In February 1529 the treasury faced one of its greatest threats: the Reformation. More than 200 armed citizens stormed the cathedral, wreaking destruction upon everything considered idolatrous; not a single wood sculpture or painted panel survived. Remarkably the objects from the treasury escaped unscathed, having been locked away on an upper floor. This was only a temporary reprieve; the treasury faced its next greatest crisis in the early 1800s when a civil war ravaged the city. As a result, many of the objects in the treasury were dispersed and sold, more than half eventually finding a home in the Historisches Museum Basel. The rest were spread among collections around the world or lost.
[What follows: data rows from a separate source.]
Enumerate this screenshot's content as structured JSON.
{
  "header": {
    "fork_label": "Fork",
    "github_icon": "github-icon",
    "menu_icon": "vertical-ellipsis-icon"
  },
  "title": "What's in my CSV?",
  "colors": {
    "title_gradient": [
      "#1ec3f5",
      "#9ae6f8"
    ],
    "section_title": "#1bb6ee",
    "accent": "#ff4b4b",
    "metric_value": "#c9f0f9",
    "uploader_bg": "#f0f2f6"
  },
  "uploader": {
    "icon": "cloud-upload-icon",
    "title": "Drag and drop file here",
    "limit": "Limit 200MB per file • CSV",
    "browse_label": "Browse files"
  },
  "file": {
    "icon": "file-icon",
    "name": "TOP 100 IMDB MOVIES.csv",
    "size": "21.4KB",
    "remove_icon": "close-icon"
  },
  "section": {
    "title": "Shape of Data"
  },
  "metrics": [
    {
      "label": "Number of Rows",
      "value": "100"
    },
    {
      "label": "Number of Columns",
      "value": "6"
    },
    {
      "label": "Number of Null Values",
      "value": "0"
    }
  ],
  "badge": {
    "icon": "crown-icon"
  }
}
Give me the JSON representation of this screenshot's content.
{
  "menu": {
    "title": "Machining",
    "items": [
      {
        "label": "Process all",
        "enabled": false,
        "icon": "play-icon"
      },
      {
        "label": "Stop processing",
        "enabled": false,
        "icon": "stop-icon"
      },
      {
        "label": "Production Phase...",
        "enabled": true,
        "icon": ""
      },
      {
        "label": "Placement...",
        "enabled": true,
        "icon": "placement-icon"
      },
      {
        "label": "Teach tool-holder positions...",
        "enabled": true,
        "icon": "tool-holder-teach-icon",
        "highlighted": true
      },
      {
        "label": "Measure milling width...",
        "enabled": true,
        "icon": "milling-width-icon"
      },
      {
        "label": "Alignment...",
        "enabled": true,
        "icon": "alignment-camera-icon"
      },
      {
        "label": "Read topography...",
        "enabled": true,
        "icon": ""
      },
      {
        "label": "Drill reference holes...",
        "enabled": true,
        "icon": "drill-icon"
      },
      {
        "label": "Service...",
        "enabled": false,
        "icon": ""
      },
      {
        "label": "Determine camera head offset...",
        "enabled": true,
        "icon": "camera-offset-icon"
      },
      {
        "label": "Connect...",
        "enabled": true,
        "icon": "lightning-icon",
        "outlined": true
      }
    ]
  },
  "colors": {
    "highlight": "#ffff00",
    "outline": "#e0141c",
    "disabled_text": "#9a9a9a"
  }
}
One of the treasury’s finest sculptural works is the Hallwyl Reliquary, named after the family whose coat of arms appears twice on the shields affixed to the front. One represents Rudolf V von Hallwyl (before 1405–1473), from whom the cathedral acquired the shrine in 1480. Although the second shield may have been added purely for reasons of symmetry, it is believed to represent another member of the family. Originally attributed to Rudolf’s wife, it is more likely that of his cousin, the knight Thüring III von Hallwyl (1427–1469), whose death may have incited the sale of the reliquary to the cathedral to satisfy his debts.
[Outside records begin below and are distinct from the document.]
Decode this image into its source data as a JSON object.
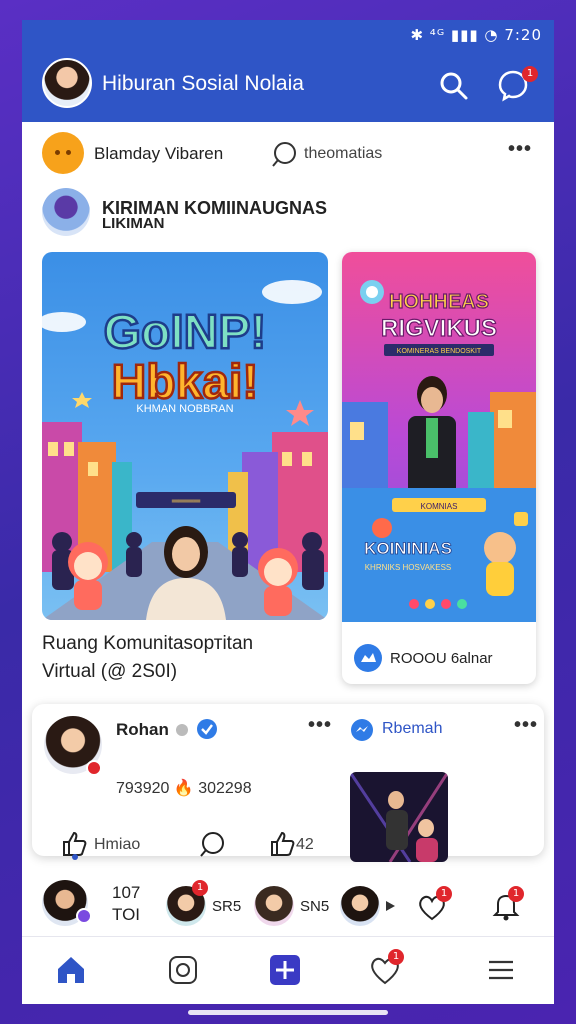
{
  "status": {
    "icons": "✱ ⁴ᴳ ▮▮▮ ◔",
    "time": "7:20"
  },
  "header": {
    "title": "Hiburan Sosial Nolaia",
    "notif_count": "1"
  },
  "post_row": {
    "name": "Blamday Vibaren",
    "action": "theomatias"
  },
  "section": {
    "title_line1": "KIRIMAN KOMIINAUGNAS",
    "title_line2": "LIKIMAN"
  },
  "main_card": {
    "headline1": "GoINP!",
    "headline2": "Hbkai!",
    "subtitle": "KHMAN NOBBRAN",
    "sign": "════",
    "caption_line1": "Ruang Komunitasортitan",
    "caption_line2": "Virtual (@ 2S0I)"
  },
  "side_card": {
    "top1": "HOHHEAS",
    "top2": "RIGVIKUS",
    "top3": "KOMINERAS BENDOSKIT",
    "panel_sign": "KOMNIAS",
    "panel_title": "KOININIAS",
    "panel_sub": "KHRNIKS HOSVAKESS",
    "footer": "ROOOU 6alnar"
  },
  "feed": {
    "name": "Rohan",
    "stats": "793920 🔥 302298",
    "like_label": "Hmiao",
    "share_count": "42",
    "side_name": "Rbemah"
  },
  "stories": {
    "count1": "107",
    "count1b": "TOI",
    "count2": "SR5",
    "count3": "SN5",
    "badge": "1"
  },
  "colors": {
    "accent": "#2f55c6",
    "badge": "#e0262c",
    "brand_bg": "#4a28b4"
  }
}
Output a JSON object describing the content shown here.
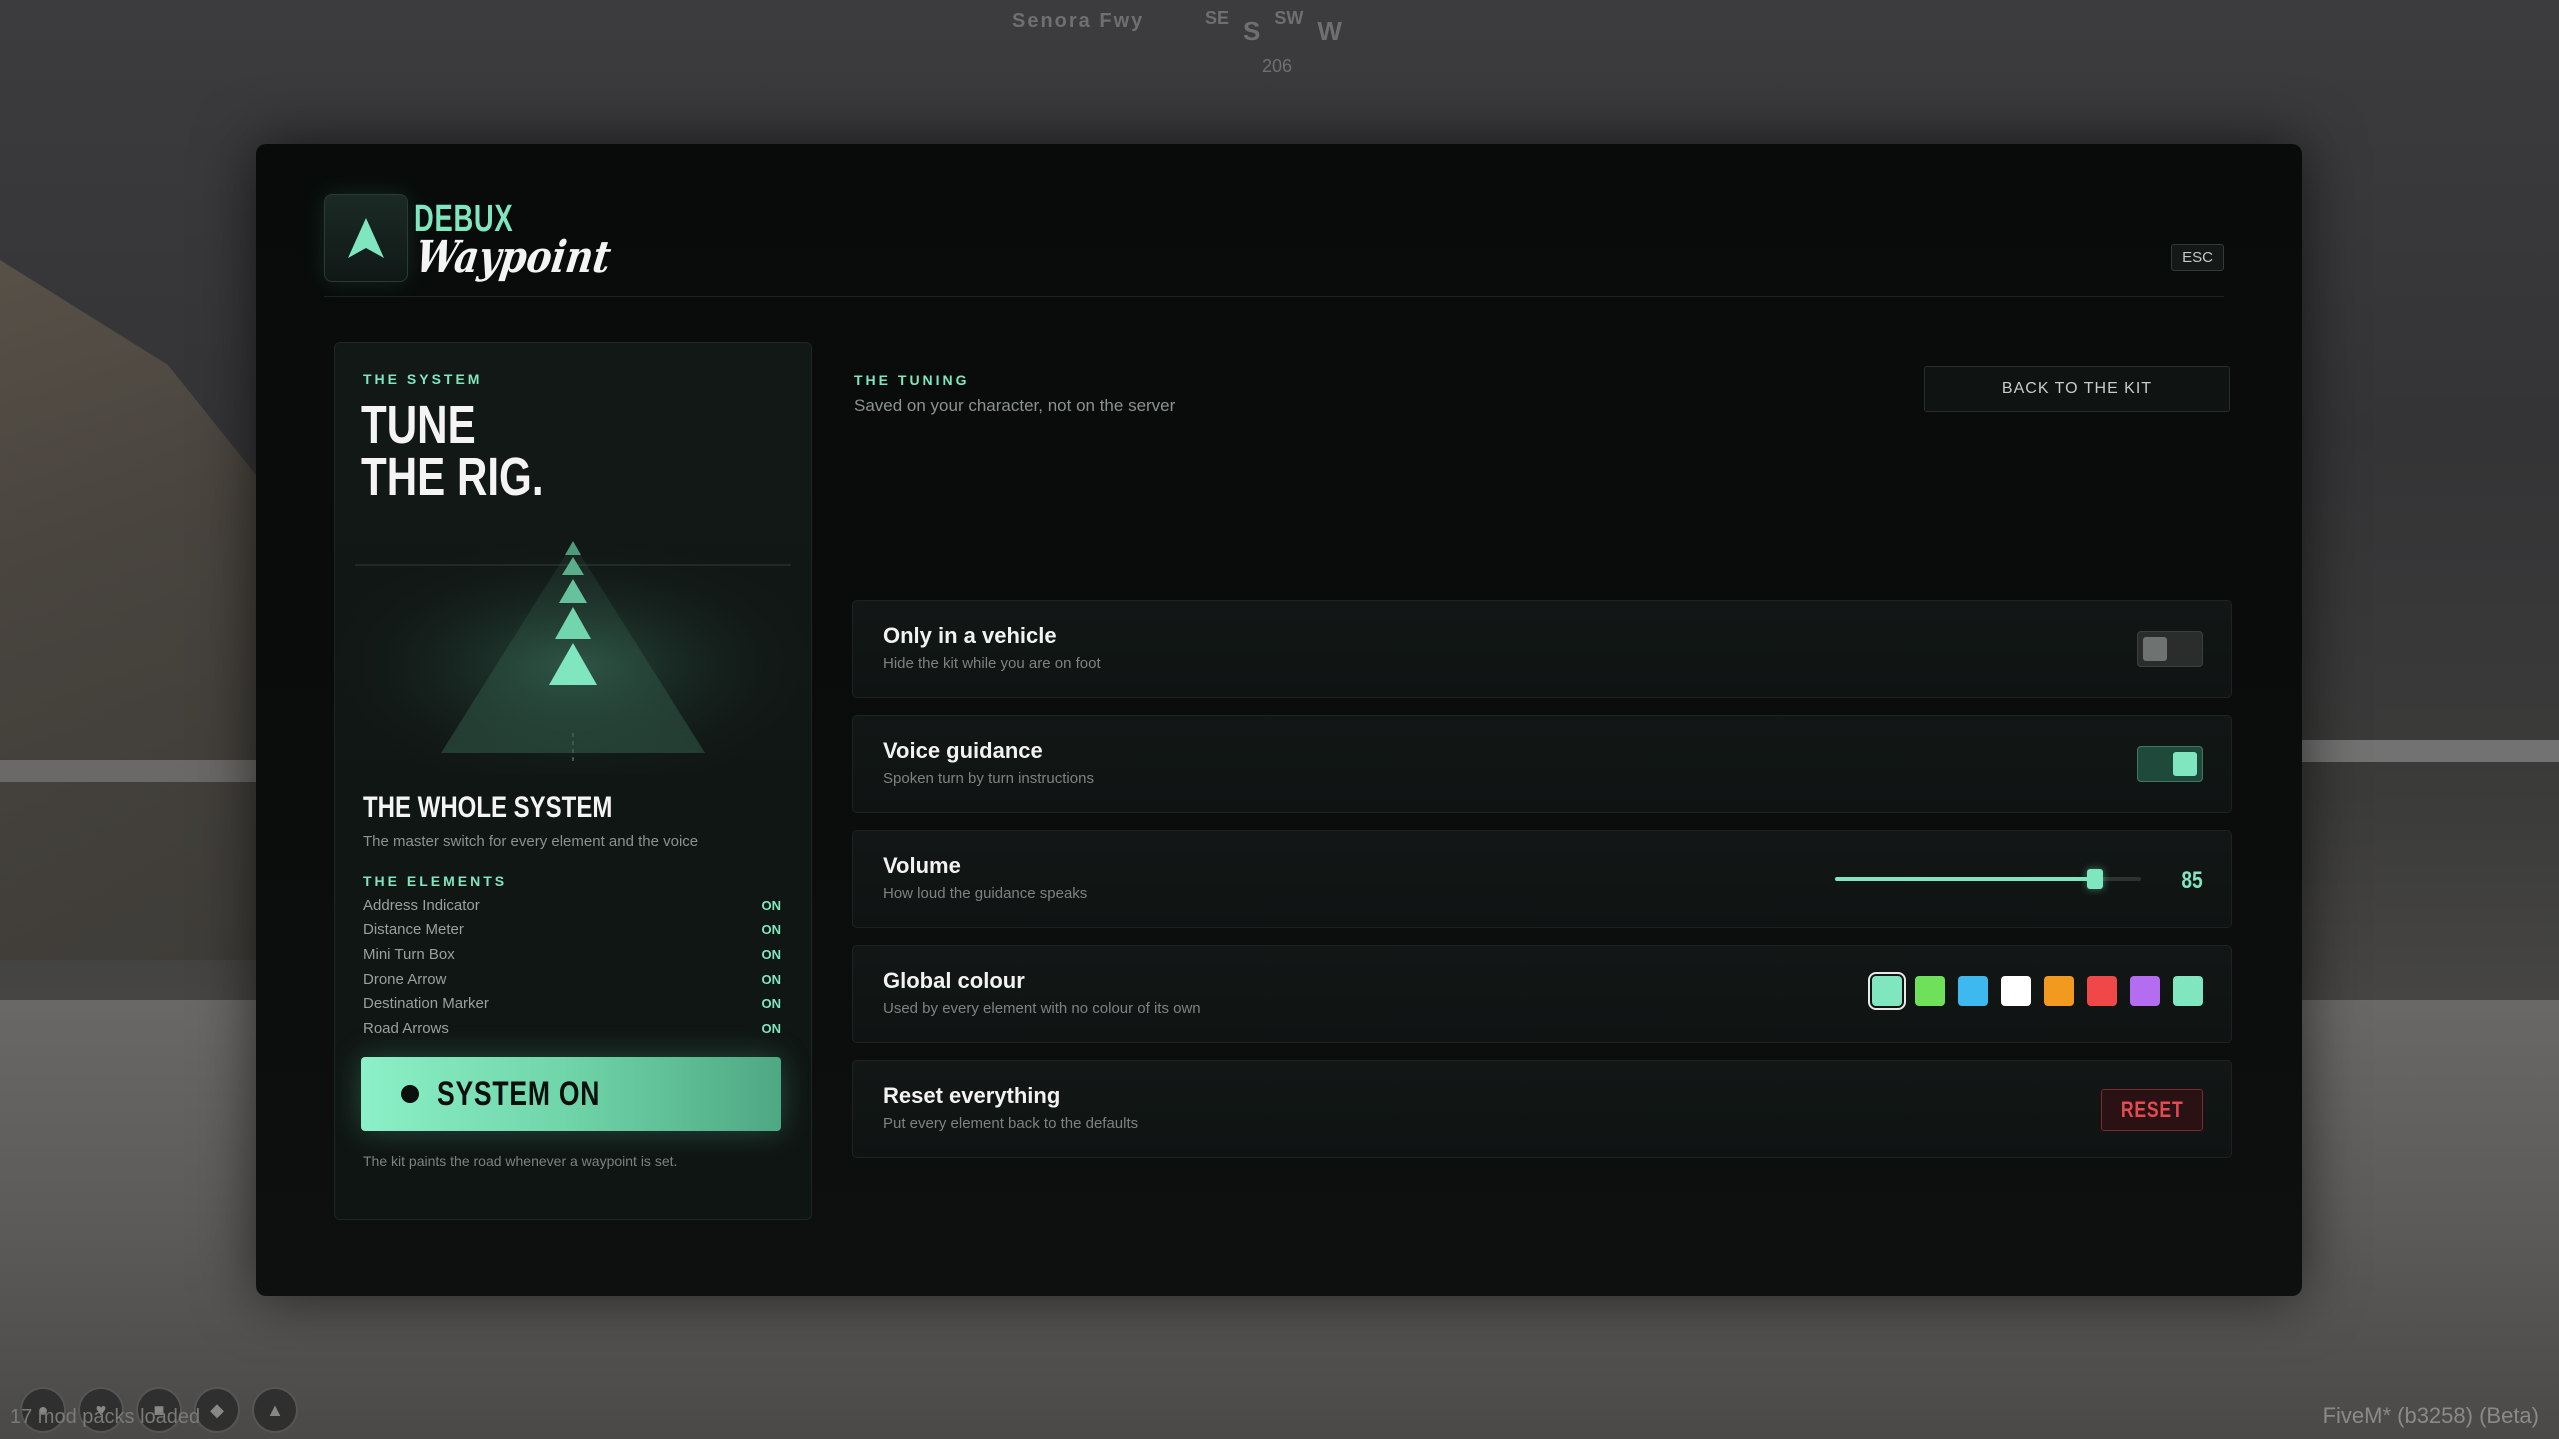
{
  "hud": {
    "street": "Senora Fwy",
    "compass": [
      "SE",
      "S",
      "SW",
      "W"
    ],
    "heading": "206",
    "status": "17 mod packs loaded",
    "client": "FiveM* (b3258) (Beta)"
  },
  "brand": {
    "line1": "DEBUX",
    "line2": "Waypoint",
    "accent": "#7fe6bf"
  },
  "esc_label": "ESC",
  "system": {
    "eyebrow": "THE SYSTEM",
    "title_line1": "TUNE",
    "title_line2": "THE RIG.",
    "section_title": "THE WHOLE SYSTEM",
    "section_sub": "The master switch for every element and the voice",
    "elements_eyebrow": "THE ELEMENTS",
    "elements": [
      {
        "name": "Address Indicator",
        "state": "ON"
      },
      {
        "name": "Distance Meter",
        "state": "ON"
      },
      {
        "name": "Mini Turn Box",
        "state": "ON"
      },
      {
        "name": "Drone Arrow",
        "state": "ON"
      },
      {
        "name": "Destination Marker",
        "state": "ON"
      },
      {
        "name": "Road Arrows",
        "state": "ON"
      }
    ],
    "button_label": "SYSTEM ON",
    "footnote": "The kit paints the road whenever a waypoint is set."
  },
  "tuning": {
    "eyebrow": "THE TUNING",
    "subtitle": "Saved on your character, not on the server",
    "back_label": "BACK TO THE KIT",
    "only_vehicle": {
      "name": "Only in a vehicle",
      "desc": "Hide the kit while you are on foot",
      "enabled": false
    },
    "voice": {
      "name": "Voice guidance",
      "desc": "Spoken turn by turn instructions",
      "enabled": true
    },
    "volume": {
      "name": "Volume",
      "desc": "How loud the guidance speaks",
      "value": 85,
      "max": 100,
      "display": "85"
    },
    "colour": {
      "name": "Global colour",
      "desc": "Used by every element with no colour of its own",
      "options": [
        "#7fe6bf",
        "#6fe05a",
        "#3db9f0",
        "#ffffff",
        "#f29a1f",
        "#f04848",
        "#b46cf0",
        "#7fe6bf"
      ],
      "selected_index": 0
    },
    "reset": {
      "name": "Reset everything",
      "desc": "Put every element back to the defaults",
      "button": "RESET"
    }
  }
}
Crowning the top of the reliquary is a scene of the Crucifixion wrought from gold. Flanking the figure of the crucified Christ are the Virgin Mary, who turns her grief-stricken face toward her son, and Saint John the Evangelist, who turns away, his hands folded in prayer. The nails in Christ’s hands and feet are marked with polished diamonds and the wound in his side with a ruby. The naturalistic treatment of the wooden cross stylistically links the reliquary to artists working in Strasbourg; for instance, the sawed-off ends are smooth in comparison to the rough, textured bark. At the base is an antique cameo with a recumbent lion, understood to represent Christ and the Resurrection. Above Christ’s head the traditional inscription identifying Jesus as King of the Jews, INRI, is rendered in Hebrew, Greek, and Latin.
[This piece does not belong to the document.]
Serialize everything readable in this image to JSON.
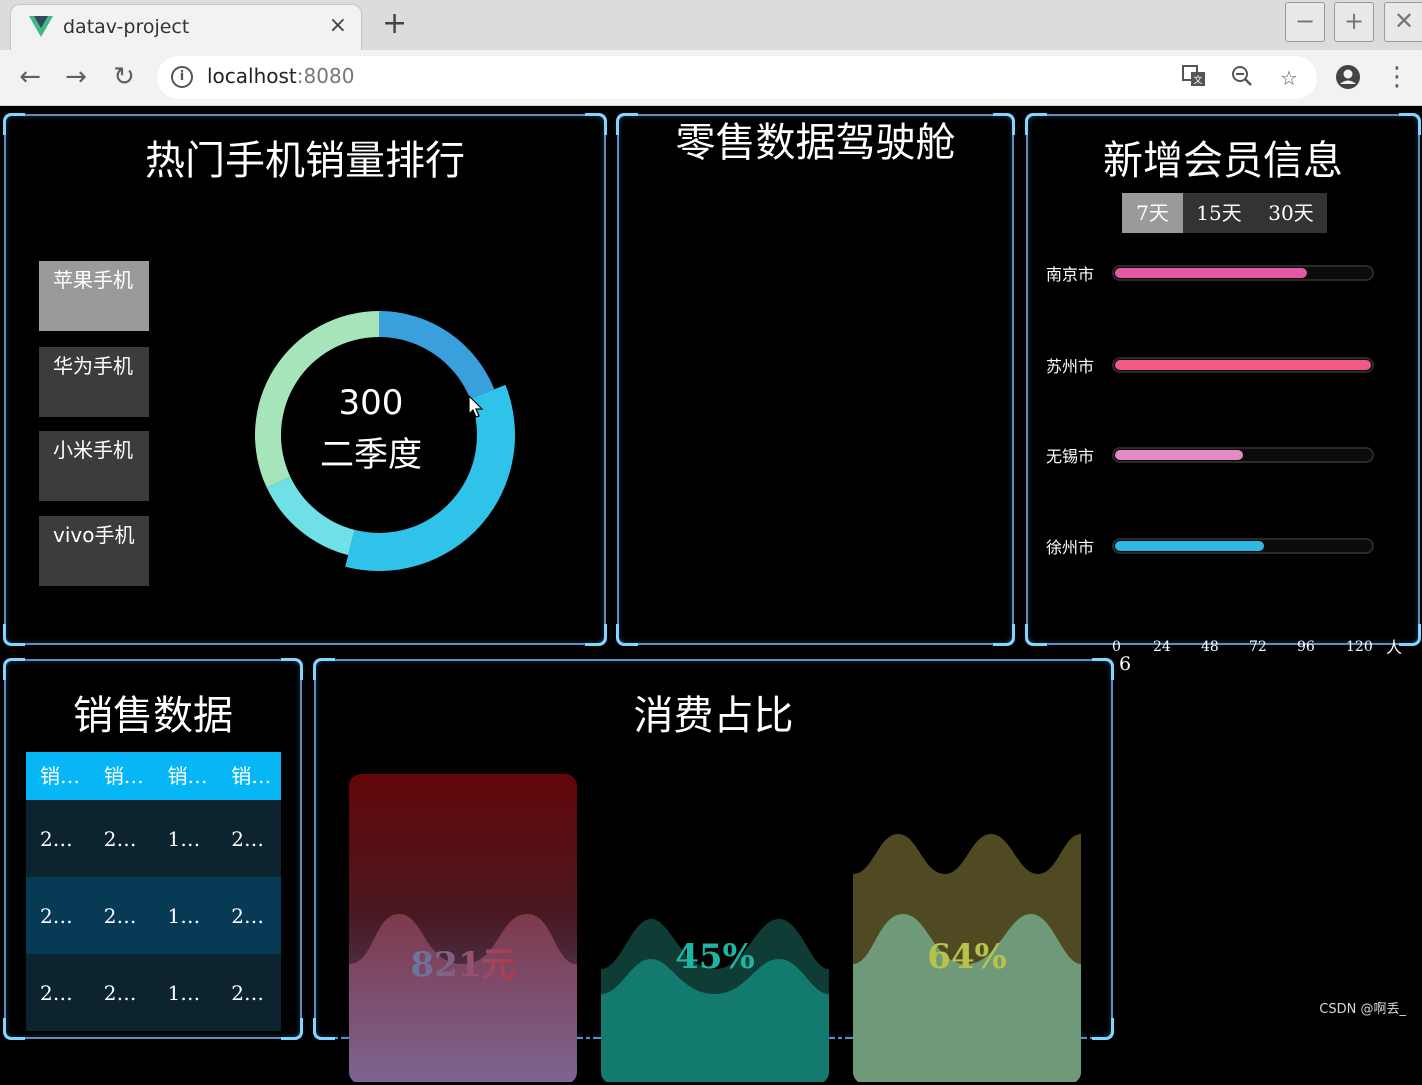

This scene is attached to a gilded-silver shrine, the finest of the three in the treasury. It was made to resemble a miniature gothic building, complete with lancet windows, pinnacles, and buttresses; atop the four corners are angels holding incense burners and candles. A trap door at the bottom was used to access the relics that were once inside. Records indicate it held ampullas, or small containers, of Holy Blood, which were shown on feast days. Although the identity of the artist is unknown, there is no doubt as to the shrine’s origin, as the base features punch marks specific to a guild of goldsmiths active in Strasbourg.
To better display this treasure on the high altar of the cathedral, a gilded lindenwood base was fashioned in 1470, shortly after the reliquary shrine was completed. Archival records identify the woodworker as Mathias Frischmut, who was employed at the cathedral from 1470 to 1479. The base’s openwork panels mimic the gothic tracery seen on the shrine above. On each corner and in the front are niches that once held small figures, now lost.
Inventories from prominent European cathedrals help confirm the staggering wealth such treasuries once contained but then lost as they were pillaged during wars and revolutions, their materials cannibalized and sold to finance wars, feed populations, or rebuild towns. Escaping destruction during the Reformation and avoiding auction after Basel’s civil war, the Hallwyl Reliquary is a truly remarkable story of survival.
Cleveland Art, November/December 2019